"However, with unconditional Congressional approval of PNTR, China will enter the WTO bound by the full range of economic commitments contained in the U.S.-China bilateral trade agreement. These commitments will move China in the direction of openness, accountability, reform, and rule of law, all of which will improve the conditions for religious freedom in China. Failure to approve PNTR would deprive the U.S. of the ability to hold China to all of these commitments. Given China's likely entry into the WTO, it would also put us in conflict with WTO rules, which require immediate and unconditional provision of PNTR for all WTO members."

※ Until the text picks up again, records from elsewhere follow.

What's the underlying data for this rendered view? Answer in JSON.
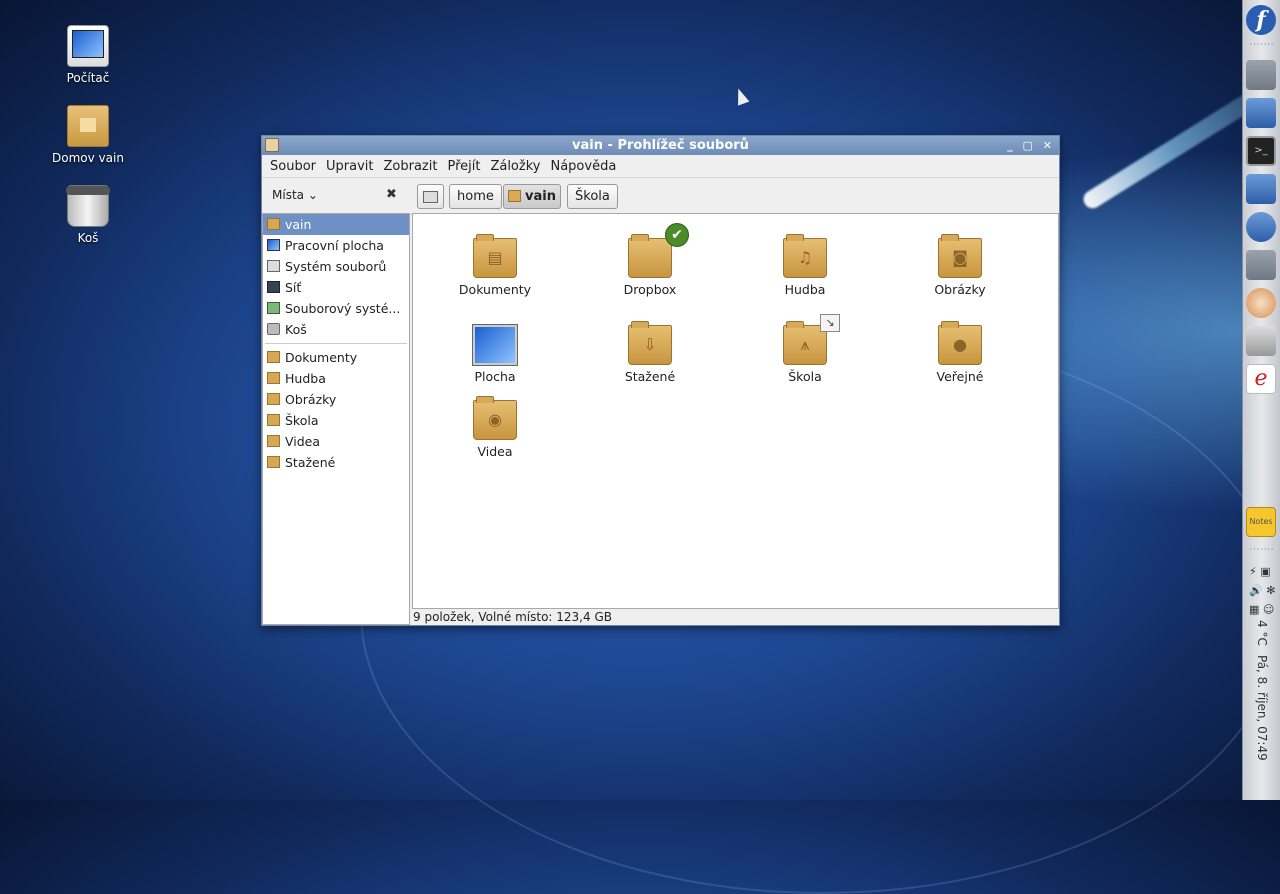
{
  "desktop": {
    "icons": [
      {
        "label": "Počítač"
      },
      {
        "label": "Domov vain"
      },
      {
        "label": "Koš"
      }
    ]
  },
  "window": {
    "title": "vain - Prohlížeč souborů",
    "controls": "_ ▢ ✕",
    "menu": [
      "Soubor",
      "Upravit",
      "Zobrazit",
      "Přejít",
      "Záložky",
      "Nápověda"
    ],
    "places_label": "Místa",
    "path": [
      "home",
      "vain",
      "Škola"
    ],
    "sidebar": {
      "places": [
        "vain",
        "Pracovní plocha",
        "Systém souborů",
        "Síť",
        "Souborový systé...",
        "Koš"
      ],
      "bookmarks": [
        "Dokumenty",
        "Hudba",
        "Obrázky",
        "Škola",
        "Videa",
        "Stažené"
      ]
    },
    "files": [
      {
        "name": "Dokumenty",
        "icon": "document-folder-icon"
      },
      {
        "name": "Dropbox",
        "icon": "dropbox-folder-icon"
      },
      {
        "name": "Hudba",
        "icon": "music-folder-icon"
      },
      {
        "name": "Obrázky",
        "icon": "pictures-folder-icon"
      },
      {
        "name": "Plocha",
        "icon": "desktop-folder-icon"
      },
      {
        "name": "Stažené",
        "icon": "downloads-folder-icon"
      },
      {
        "name": "Škola",
        "icon": "school-folder-icon"
      },
      {
        "name": "Veřejné",
        "icon": "public-folder-icon"
      },
      {
        "name": "Videa",
        "icon": "videos-folder-icon"
      }
    ],
    "status": "9 položek, Volné místo: 123,4 GB"
  },
  "panel": {
    "temperature": "4 °C",
    "clock": "Pá, 8. říjen, 07:49"
  }
}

"Despite our fundamental disagreement with the Commission on the issue of conditionality, we share the Commission's deep concern about abuses of religious freedom in China, and we remain committed to sustained U.S. Government efforts to promote religious freedom. President Clinton has made promotion of religious freedom abroad a priority of his presidency and an integral part of our foreign policy. The President created the first-ever Advisory Committee on Religious Freedom Abroad, directed that we expand coverage of religious freedom in the State Department's annual human rights report, and supported and signed the legislation that brought into being the International Religious Freedom Commission."
"As demonstrated by our sponsorship of a recent resolution on China at the UN Human Rights Commission in Geneva, we will continue to keep faith with those in China who face persecution due to their religious practices. We also look forward to continued dialogue with the commission on how best to promote our common goal of improving the observance of religious freedom in China and around the world."
[end of document]